==References==
 
==References==
 
#Terrell L. Hill "An Introduction to Statistical Thermodynamics"  2nd Ed. Dover (1962)  
 
#Terrell L. Hill "An Introduction to Statistical Thermodynamics"  2nd Ed. Dover (1962)  
 
[[category: ideal gas]]
 
[[category: ideal gas]]

Revision as of 14:46, 9 May 2008

The energy of the ideal gas is given by (Hill Eq. 4-16)

E = -T^2 \left. \frac{\partial (A/T)}{\partial T} \right\vert_{V,N} = kT^2 \left. \frac{\partial \ln Q}{\partial T} \right\vert_{V,N}= NkT^2 \frac{d \ln T^{3/2}}{dT} = \frac{3}{2} NkT

This energy is all kinetic energy, 1/2 kT per degree of freedom, by equipartition. This is because there are no intermolecular forces, thus no potential energy.

References
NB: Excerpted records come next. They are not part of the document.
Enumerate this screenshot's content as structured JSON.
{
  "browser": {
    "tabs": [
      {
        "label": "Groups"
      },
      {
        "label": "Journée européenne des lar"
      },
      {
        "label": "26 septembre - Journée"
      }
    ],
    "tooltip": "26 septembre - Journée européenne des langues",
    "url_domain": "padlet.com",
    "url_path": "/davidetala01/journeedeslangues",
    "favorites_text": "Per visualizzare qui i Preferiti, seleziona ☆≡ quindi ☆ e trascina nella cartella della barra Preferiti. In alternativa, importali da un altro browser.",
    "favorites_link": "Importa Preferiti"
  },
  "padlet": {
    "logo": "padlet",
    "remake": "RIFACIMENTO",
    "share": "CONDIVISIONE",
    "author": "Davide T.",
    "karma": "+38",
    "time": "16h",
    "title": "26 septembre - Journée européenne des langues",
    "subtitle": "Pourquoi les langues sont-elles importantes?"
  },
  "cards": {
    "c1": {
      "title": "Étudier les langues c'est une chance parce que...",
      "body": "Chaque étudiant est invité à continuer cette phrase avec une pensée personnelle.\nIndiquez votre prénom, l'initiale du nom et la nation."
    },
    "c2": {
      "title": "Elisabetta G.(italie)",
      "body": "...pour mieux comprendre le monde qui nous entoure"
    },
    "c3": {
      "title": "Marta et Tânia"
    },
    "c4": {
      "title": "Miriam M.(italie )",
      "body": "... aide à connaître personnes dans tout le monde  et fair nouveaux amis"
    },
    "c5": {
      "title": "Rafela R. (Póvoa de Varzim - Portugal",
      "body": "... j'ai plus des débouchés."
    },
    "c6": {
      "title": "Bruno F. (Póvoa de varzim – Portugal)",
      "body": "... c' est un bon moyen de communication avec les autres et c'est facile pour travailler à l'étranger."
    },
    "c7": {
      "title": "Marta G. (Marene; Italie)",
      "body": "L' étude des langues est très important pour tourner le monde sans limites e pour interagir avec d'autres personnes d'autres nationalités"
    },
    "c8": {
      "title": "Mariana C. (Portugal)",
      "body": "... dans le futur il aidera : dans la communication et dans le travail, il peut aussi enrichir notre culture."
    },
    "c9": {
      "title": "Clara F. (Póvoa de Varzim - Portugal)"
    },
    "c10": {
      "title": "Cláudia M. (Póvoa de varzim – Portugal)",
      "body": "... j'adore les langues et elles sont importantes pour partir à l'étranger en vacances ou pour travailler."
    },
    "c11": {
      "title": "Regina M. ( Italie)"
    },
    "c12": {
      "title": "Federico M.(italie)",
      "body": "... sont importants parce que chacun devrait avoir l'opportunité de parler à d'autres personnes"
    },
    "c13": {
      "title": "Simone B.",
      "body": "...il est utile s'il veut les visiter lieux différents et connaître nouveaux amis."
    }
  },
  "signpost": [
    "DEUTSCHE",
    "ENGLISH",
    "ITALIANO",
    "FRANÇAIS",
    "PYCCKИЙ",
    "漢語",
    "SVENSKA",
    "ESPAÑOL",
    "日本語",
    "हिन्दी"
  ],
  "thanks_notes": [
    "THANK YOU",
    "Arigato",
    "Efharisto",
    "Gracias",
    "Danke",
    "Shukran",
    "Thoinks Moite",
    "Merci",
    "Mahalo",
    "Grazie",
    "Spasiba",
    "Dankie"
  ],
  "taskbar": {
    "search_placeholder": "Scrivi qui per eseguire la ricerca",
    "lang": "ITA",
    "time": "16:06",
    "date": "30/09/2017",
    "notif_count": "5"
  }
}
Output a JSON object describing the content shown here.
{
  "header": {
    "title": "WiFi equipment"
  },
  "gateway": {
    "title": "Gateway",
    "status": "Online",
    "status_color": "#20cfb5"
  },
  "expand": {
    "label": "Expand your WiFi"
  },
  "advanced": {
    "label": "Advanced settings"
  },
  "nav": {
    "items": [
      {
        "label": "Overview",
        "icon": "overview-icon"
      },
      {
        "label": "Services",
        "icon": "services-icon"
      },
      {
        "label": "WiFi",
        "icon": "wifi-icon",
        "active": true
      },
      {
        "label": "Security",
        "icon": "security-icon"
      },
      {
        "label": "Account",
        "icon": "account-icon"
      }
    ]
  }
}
  1. Terrell L. Hill "An Introduction to Statistical Thermodynamics" 2nd Ed. Dover (1962)